___ DATA TO PROCESS ___

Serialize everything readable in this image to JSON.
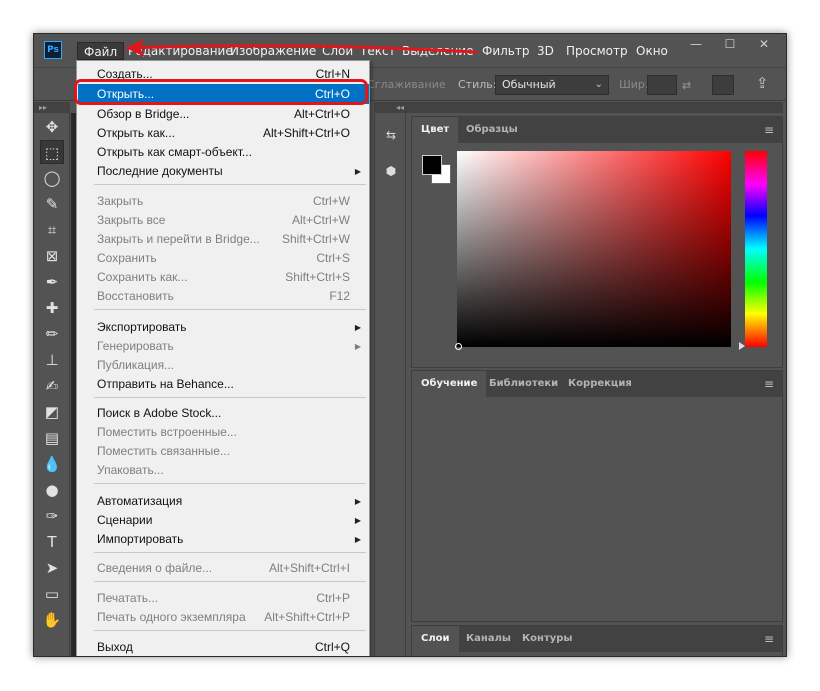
{
  "app": {
    "logo": "Ps",
    "menubar": [
      "Файл",
      "Редактирование",
      "Изображение",
      "Слои",
      "Текст",
      "Выделение",
      "Фильтр",
      "3D",
      "Просмотр",
      "Окно"
    ],
    "window_controls": [
      "minimize-icon",
      "maximize-icon",
      "close-icon"
    ]
  },
  "options_bar": {
    "smoothing_label": "Сглаживание",
    "style_label": "Стиль:",
    "style_value": "Обычный",
    "width_label": "Шир.:"
  },
  "panels": {
    "color": {
      "tabs": [
        "Цвет",
        "Образцы"
      ],
      "foreground": "#000000",
      "background": "#ffffff",
      "hue": "#ff0000"
    },
    "learn": {
      "tabs": [
        "Обучение",
        "Библиотеки",
        "Коррекция"
      ]
    },
    "layers": {
      "tabs": [
        "Слои",
        "Каналы",
        "Контуры"
      ]
    }
  },
  "file_menu": {
    "items": [
      {
        "label": "Создать...",
        "shortcut": "Ctrl+N",
        "enabled": true,
        "partial": true
      },
      {
        "label": "Открыть...",
        "shortcut": "Ctrl+O",
        "enabled": true,
        "highlighted": true
      },
      {
        "label": "Обзор в Bridge...",
        "shortcut": "Alt+Ctrl+O",
        "enabled": true
      },
      {
        "label": "Открыть как...",
        "shortcut": "Alt+Shift+Ctrl+O",
        "enabled": true
      },
      {
        "label": "Открыть как смарт-объект...",
        "shortcut": "",
        "enabled": true
      },
      {
        "label": "Последние документы",
        "shortcut": "",
        "enabled": true,
        "submenu": true
      },
      {
        "label": "Закрыть",
        "shortcut": "Ctrl+W",
        "enabled": false
      },
      {
        "label": "Закрыть все",
        "shortcut": "Alt+Ctrl+W",
        "enabled": false
      },
      {
        "label": "Закрыть и перейти в Bridge...",
        "shortcut": "Shift+Ctrl+W",
        "enabled": false
      },
      {
        "label": "Сохранить",
        "shortcut": "Ctrl+S",
        "enabled": false
      },
      {
        "label": "Сохранить как...",
        "shortcut": "Shift+Ctrl+S",
        "enabled": false
      },
      {
        "label": "Восстановить",
        "shortcut": "F12",
        "enabled": false
      },
      {
        "label": "Экспортировать",
        "shortcut": "",
        "enabled": true,
        "submenu": true
      },
      {
        "label": "Генерировать",
        "shortcut": "",
        "enabled": false,
        "submenu": true
      },
      {
        "label": "Публикация...",
        "shortcut": "",
        "enabled": false
      },
      {
        "label": "Отправить на Behance...",
        "shortcut": "",
        "enabled": true
      },
      {
        "label": "Поиск в Adobe Stock...",
        "shortcut": "",
        "enabled": true
      },
      {
        "label": "Поместить встроенные...",
        "shortcut": "",
        "enabled": false
      },
      {
        "label": "Поместить связанные...",
        "shortcut": "",
        "enabled": false
      },
      {
        "label": "Упаковать...",
        "shortcut": "",
        "enabled": false
      },
      {
        "label": "Автоматизация",
        "shortcut": "",
        "enabled": true,
        "submenu": true
      },
      {
        "label": "Сценарии",
        "shortcut": "",
        "enabled": true,
        "submenu": true
      },
      {
        "label": "Импортировать",
        "shortcut": "",
        "enabled": true,
        "submenu": true
      },
      {
        "label": "Сведения о файле...",
        "shortcut": "Alt+Shift+Ctrl+I",
        "enabled": false
      },
      {
        "label": "Печатать...",
        "shortcut": "Ctrl+P",
        "enabled": false
      },
      {
        "label": "Печать одного экземпляра",
        "shortcut": "Alt+Shift+Ctrl+P",
        "enabled": false
      },
      {
        "label": "Выход",
        "shortcut": "Ctrl+Q",
        "enabled": true
      }
    ]
  },
  "tools": [
    "move-tool-icon",
    "rect-marquee-tool-icon",
    "lasso-tool-icon",
    "quick-select-tool-icon",
    "crop-tool-icon",
    "frame-tool-icon",
    "eyedropper-tool-icon",
    "healing-brush-tool-icon",
    "brush-tool-icon",
    "clone-stamp-tool-icon",
    "history-brush-tool-icon",
    "eraser-tool-icon",
    "gradient-tool-icon",
    "blur-tool-icon",
    "dodge-tool-icon",
    "pen-tool-icon",
    "type-tool-icon",
    "path-select-tool-icon",
    "rectangle-tool-icon",
    "hand-tool-icon"
  ],
  "annotation_color": "#e0161c",
  "highlight_color": "#0071c5"
}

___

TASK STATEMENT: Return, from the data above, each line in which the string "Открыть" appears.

ANSWER BOX:
        "label": "Открыть...",
        "label": "Открыть как...",
        "label": "Открыть как смарт-объект...",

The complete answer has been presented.